*RECORDS FOR THIS EXERCISE*
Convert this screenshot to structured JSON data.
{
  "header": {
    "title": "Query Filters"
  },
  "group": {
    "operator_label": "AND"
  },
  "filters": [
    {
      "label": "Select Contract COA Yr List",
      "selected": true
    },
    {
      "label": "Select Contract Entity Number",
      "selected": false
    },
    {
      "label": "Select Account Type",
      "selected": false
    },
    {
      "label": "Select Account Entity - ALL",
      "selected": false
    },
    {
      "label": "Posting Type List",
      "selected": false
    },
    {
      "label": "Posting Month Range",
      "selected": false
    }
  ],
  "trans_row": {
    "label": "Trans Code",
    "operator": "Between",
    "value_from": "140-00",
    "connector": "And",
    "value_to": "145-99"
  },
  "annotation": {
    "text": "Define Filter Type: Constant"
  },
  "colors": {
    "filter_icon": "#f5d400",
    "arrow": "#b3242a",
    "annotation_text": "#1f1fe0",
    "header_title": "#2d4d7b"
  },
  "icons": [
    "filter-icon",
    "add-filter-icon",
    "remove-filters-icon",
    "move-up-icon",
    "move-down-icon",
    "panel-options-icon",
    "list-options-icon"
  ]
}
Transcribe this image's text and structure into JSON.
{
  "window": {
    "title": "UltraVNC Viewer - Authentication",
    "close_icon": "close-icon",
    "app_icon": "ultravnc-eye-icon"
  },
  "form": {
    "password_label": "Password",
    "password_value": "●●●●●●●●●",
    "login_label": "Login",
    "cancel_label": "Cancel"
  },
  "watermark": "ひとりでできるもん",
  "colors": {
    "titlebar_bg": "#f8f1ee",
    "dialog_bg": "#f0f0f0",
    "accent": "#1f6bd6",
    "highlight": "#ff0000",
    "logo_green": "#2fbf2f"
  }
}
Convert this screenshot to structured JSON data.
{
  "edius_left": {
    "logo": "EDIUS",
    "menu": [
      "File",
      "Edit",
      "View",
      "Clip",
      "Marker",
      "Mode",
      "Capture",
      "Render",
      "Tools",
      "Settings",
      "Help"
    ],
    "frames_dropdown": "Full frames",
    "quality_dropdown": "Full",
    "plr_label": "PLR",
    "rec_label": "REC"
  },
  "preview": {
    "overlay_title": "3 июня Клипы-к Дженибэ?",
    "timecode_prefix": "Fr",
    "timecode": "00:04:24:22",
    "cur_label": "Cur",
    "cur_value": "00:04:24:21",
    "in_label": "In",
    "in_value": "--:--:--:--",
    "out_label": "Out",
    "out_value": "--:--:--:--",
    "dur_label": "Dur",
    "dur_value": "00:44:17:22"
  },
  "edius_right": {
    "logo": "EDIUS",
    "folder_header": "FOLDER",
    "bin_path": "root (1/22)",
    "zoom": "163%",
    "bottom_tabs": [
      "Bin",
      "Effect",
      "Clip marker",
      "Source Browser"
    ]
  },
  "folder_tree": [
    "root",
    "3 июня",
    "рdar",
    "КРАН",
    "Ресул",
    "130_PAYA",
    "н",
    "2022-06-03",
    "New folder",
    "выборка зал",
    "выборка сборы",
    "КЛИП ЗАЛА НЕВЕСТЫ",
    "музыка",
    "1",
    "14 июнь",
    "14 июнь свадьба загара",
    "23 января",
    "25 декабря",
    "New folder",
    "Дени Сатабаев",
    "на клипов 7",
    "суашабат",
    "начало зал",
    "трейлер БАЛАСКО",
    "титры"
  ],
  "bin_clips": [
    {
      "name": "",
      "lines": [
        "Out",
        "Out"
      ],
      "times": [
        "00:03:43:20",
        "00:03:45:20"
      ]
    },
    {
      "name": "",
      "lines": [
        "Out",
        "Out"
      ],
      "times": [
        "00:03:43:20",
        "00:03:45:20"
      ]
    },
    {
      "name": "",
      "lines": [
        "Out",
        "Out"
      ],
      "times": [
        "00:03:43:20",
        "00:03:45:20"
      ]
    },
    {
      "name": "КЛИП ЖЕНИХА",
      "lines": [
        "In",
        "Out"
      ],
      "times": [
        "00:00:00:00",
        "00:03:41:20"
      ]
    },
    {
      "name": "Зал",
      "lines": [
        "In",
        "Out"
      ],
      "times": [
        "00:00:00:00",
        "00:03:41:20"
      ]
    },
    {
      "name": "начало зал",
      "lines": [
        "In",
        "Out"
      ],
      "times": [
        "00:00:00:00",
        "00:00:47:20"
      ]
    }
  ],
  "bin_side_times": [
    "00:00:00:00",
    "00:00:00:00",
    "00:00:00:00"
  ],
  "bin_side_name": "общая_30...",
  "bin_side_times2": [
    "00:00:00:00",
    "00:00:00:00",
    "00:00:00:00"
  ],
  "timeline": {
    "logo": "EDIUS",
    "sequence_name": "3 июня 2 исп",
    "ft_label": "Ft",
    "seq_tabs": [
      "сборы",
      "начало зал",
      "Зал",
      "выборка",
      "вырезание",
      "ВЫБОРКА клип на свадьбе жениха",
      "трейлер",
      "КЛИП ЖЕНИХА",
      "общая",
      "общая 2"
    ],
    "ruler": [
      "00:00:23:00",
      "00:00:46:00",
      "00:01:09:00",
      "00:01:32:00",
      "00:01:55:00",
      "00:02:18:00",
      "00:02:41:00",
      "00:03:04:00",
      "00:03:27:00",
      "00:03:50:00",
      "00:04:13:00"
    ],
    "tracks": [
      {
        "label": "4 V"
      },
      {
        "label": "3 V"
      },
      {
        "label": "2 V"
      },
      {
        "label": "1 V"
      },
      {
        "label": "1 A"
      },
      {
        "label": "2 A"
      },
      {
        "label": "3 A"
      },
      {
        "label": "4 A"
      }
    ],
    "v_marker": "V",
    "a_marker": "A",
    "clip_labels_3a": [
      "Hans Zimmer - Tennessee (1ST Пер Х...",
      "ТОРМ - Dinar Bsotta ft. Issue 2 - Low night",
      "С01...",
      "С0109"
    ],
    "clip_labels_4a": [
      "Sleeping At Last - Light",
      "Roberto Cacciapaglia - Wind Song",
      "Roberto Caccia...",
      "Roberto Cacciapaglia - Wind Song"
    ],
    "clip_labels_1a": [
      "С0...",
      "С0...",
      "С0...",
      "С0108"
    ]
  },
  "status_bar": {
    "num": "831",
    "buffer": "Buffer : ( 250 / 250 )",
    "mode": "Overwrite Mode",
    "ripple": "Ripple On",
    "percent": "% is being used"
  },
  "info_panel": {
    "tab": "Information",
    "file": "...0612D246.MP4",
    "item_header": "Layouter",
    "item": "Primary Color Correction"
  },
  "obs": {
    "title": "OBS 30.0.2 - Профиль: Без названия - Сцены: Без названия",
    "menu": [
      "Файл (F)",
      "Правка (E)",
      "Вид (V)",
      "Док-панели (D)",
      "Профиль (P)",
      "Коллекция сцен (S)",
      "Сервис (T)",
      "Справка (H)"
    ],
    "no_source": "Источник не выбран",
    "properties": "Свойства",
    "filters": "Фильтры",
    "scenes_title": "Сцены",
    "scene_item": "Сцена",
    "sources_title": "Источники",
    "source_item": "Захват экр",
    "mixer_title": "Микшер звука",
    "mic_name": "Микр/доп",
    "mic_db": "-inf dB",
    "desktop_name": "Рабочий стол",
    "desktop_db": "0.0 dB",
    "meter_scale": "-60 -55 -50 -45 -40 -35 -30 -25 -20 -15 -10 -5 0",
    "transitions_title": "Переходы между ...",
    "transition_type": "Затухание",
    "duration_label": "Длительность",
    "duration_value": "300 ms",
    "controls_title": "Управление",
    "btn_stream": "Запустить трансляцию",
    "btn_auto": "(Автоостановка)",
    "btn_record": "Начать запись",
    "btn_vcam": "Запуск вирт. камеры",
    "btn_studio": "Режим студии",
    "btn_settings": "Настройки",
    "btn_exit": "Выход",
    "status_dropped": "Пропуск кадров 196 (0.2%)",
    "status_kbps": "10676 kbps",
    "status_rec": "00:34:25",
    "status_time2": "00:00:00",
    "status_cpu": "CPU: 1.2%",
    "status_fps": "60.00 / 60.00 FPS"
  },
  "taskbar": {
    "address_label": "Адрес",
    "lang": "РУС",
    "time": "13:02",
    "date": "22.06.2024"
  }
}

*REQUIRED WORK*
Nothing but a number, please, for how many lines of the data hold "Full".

*RESULT OF THIS TASK*
2